### [How to complete this task]
Reproduce verbatim the line containing "Extract the structured" and every line that follows it through the end of the entries below, omitting all pictures.

>>>

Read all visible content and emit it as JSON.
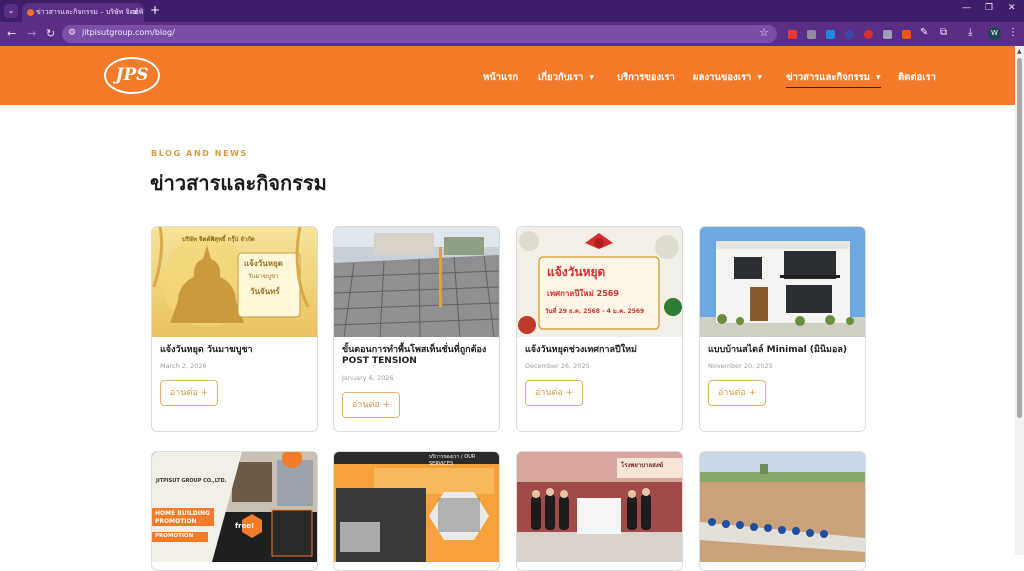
{
  "browser": {
    "tab_title": "ข่าวสารและกิจกรรม – บริษัท จิตต์พิ…",
    "url": "jitpisutgroup.com/blog/",
    "profile_initial": "W"
  },
  "site": {
    "logo_text": "JPS",
    "nav": [
      {
        "label": "หน้าแรก"
      },
      {
        "label": "เกี่ยวกับเรา"
      },
      {
        "label": "บริการของเรา"
      },
      {
        "label": "ผลงานของเรา"
      },
      {
        "label": "ข่าวสารและกิจกรรม"
      },
      {
        "label": "ติดต่อเรา"
      }
    ],
    "colors": {
      "brand_orange": "#f47b2a",
      "accent_gold": "#d39c3e",
      "browser_purple": "#5b2e86"
    }
  },
  "main": {
    "eyebrow": "BLOG AND NEWS",
    "title": "ข่าวสารและกิจกรรม",
    "read_more": "อ่านต่อ +",
    "posts": [
      {
        "title": "แจ้งวันหยุด วันมาฆบูชา",
        "date": "March 2, 2026",
        "thumb": {
          "company": "บริษัท จิตต์พิสุทธิ์ กรุ๊ป จำกัด",
          "heading": "แจ้งวันหยุด",
          "sub": "วันมาฆบูชา",
          "day": "วันจันทร์"
        }
      },
      {
        "title": "ขั้นตอนการทำพื้นโพสเท็นชั่นที่ถูกต้อง POST TENSION",
        "date": "January 6, 2026"
      },
      {
        "title": "แจ้งวันหยุดช่วงเทศกาลปีใหม่",
        "date": "December 26, 2025",
        "thumb": {
          "heading": "แจ้งวันหยุด",
          "sub": "เทศกาลปีใหม่ 2569",
          "range": "วันที่ 29 ธ.ค. 2568 - 4 ม.ค. 2569"
        }
      },
      {
        "title": "แบบบ้านสไตล์ Minimal (มินิมอล)",
        "date": "November 20, 2025"
      },
      {
        "title": "",
        "date": "",
        "thumb": {
          "company": "JITPISUT GROUP CO.,LTD.",
          "headline": "HOME BUILDING PROMOTION",
          "tag": "PROMOTION",
          "badge": "free!"
        }
      },
      {
        "title": "",
        "date": "",
        "thumb": {
          "tag": "บริการของเรา / OUR SERVICES"
        }
      },
      {
        "title": "",
        "date": "",
        "thumb": {
          "sign": "โรงพยาบาลสงฆ์"
        }
      },
      {
        "title": "",
        "date": ""
      }
    ]
  }
}
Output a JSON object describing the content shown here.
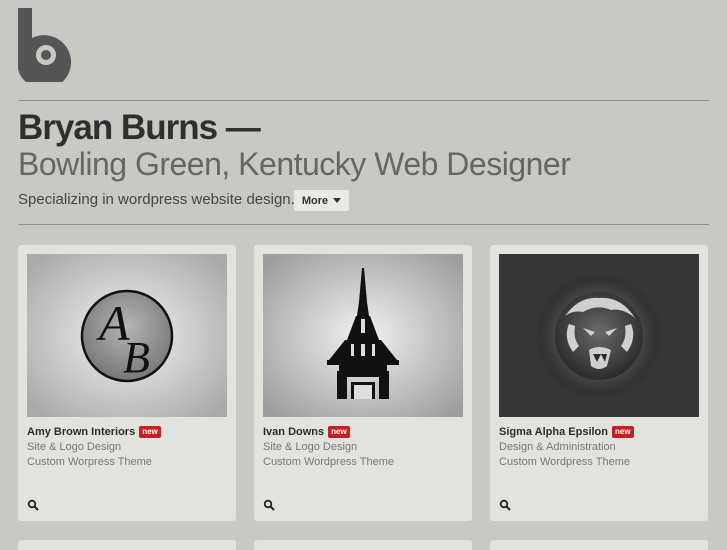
{
  "header": {
    "name": "Bryan Burns —",
    "subtitle": "Bowling Green, Kentucky Web Designer",
    "tagline": "Specializing in wordpress website design.",
    "more_label": "More"
  },
  "portfolio": [
    {
      "title": "Amy Brown Interiors",
      "badge": "new",
      "line1": "Site & Logo Design",
      "line2": "Custom Worpress Theme",
      "thumb_icon": "ab-monogram-logo"
    },
    {
      "title": "Ivan Downs",
      "badge": "new",
      "line1": "Site & Logo Design",
      "line2": "Custom Wordpress Theme",
      "thumb_icon": "tower-spire-logo"
    },
    {
      "title": "Sigma Alpha Epsilon",
      "badge": "new",
      "line1": "Design & Administration",
      "line2": "Custom Wordpress Theme",
      "thumb_icon": "lion-head-logo"
    }
  ],
  "icons": {
    "logo": "b-logo-icon",
    "zoom": "magnifier-icon",
    "more": "caret-down-icon"
  },
  "colors": {
    "background": "#c9c8c3",
    "card": "#e3e3dd",
    "badge": "#c8201f",
    "logo": "#555555"
  }
}
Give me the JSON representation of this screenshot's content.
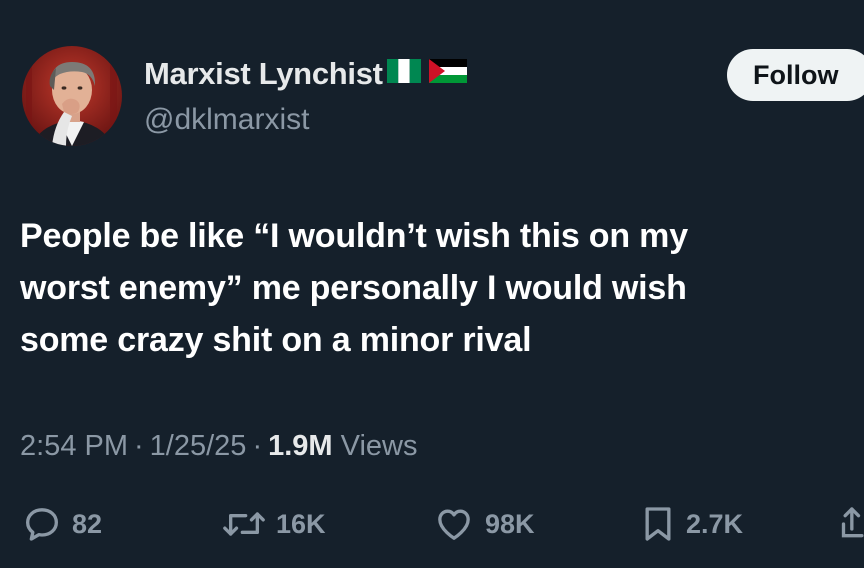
{
  "author": {
    "display_name": "Marxist Lynchist",
    "handle": "@dklmarxist",
    "avatar_icon": "profile-photo",
    "flags": [
      "nigeria-flag-icon",
      "palestine-flag-icon"
    ]
  },
  "follow_button": {
    "label": "Follow"
  },
  "tweet": {
    "lines": [
      "People be like “I wouldn’t wish this on my",
      "worst enemy” me personally I would wish",
      "some crazy shit on a minor rival"
    ]
  },
  "meta": {
    "time": "2:54 PM",
    "date": "1/25/25",
    "views_count": "1.9M",
    "views_label": "Views",
    "separator": "·"
  },
  "actions": {
    "replies": "82",
    "reposts": "16K",
    "likes": "98K",
    "bookmarks": "2.7K"
  },
  "colors": {
    "background": "#15202b",
    "primary_text": "#e7e9ea",
    "secondary_text": "#8b98a5",
    "follow_bg": "#eff3f4"
  }
}
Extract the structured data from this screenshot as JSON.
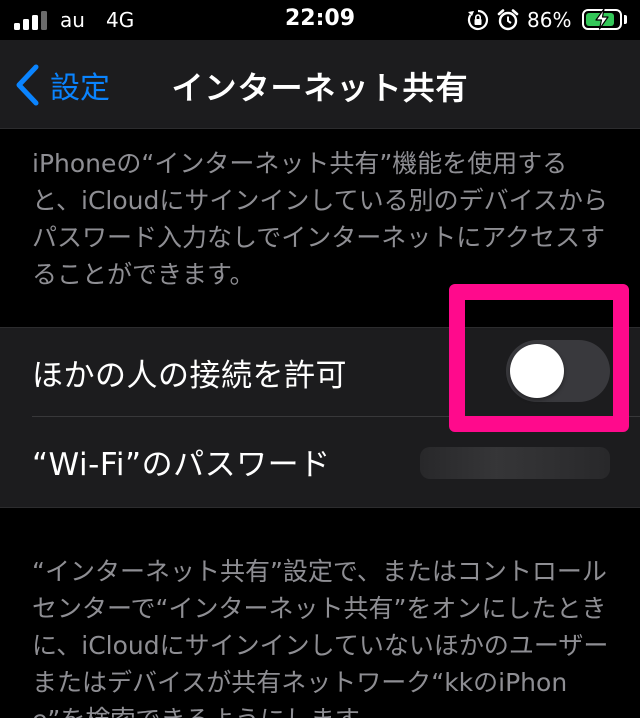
{
  "status_bar": {
    "carrier": "au",
    "network": "4G",
    "time": "22:09",
    "battery_percent": "86%",
    "battery_level": 0.86,
    "signal_bars_active": 3,
    "signal_bars_total": 4,
    "icons": [
      "signal-icon",
      "rotation-lock-icon",
      "alarm-icon",
      "battery-charging-icon"
    ]
  },
  "nav": {
    "back_label": "設定",
    "title": "インターネット共有"
  },
  "description_top": "iPhoneの“インターネット共有”機能を使用すると、iCloudにサインインしている別のデバイスからパスワード入力なしでインターネットにアクセスすることができます。",
  "settings": {
    "allow_others": {
      "label": "ほかの人の接続を許可",
      "enabled": false
    },
    "wifi_password": {
      "label": "“Wi-Fi”のパスワード"
    }
  },
  "description_bottom": "“インターネット共有”設定で、またはコントロールセンターで“インターネット共有”をオンにしたときに、iCloudにサインインしていないほかのユーザーまたはデバイスが共有ネットワーク“kkのiPhone”を検索できるようにします。",
  "colors": {
    "accent": "#0a84ff",
    "highlight": "#ff0a8c",
    "battery_charging": "#34c759",
    "background": "#000000",
    "cell_background": "#1c1c1e",
    "secondary_text": "#8e8e93",
    "toggle_off": "#39393d"
  }
}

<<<

### [Reply to the exercise]
Extract the structured data from this screenshot as JSON.
{
  "status_bar": {
    "carrier": "au",
    "network": "4G",
    "time": "22:09",
    "battery_percent": "86%",
    "battery_level": 0.86,
    "signal_bars_active": 3,
    "signal_bars_total": 4,
    "icons": [
      "signal-icon",
      "rotation-lock-icon",
      "alarm-icon",
      "battery-charging-icon"
    ]
  },
  "nav": {
    "back_label": "設定",
    "title": "インターネット共有"
  },
  "description_top": "iPhoneの“インターネット共有”機能を使用すると、iCloudにサインインしている別のデバイスからパスワード入力なしでインターネットにアクセスすることができます。",
  "settings": {
    "allow_others": {
      "label": "ほかの人の接続を許可",
      "enabled": false
    },
    "wifi_password": {
      "label": "“Wi-Fi”のパスワード"
    }
  },
  "description_bottom": "“インターネット共有”設定で、またはコントロールセンターで“インターネット共有”をオンにしたときに、iCloudにサインインしていないほかのユーザーまたはデバイスが共有ネットワーク“kkのiPhone”を検索できるようにします。",
  "colors": {
    "accent": "#0a84ff",
    "highlight": "#ff0a8c",
    "battery_charging": "#34c759",
    "background": "#000000",
    "cell_background": "#1c1c1e",
    "secondary_text": "#8e8e93",
    "toggle_off": "#39393d"
  }
}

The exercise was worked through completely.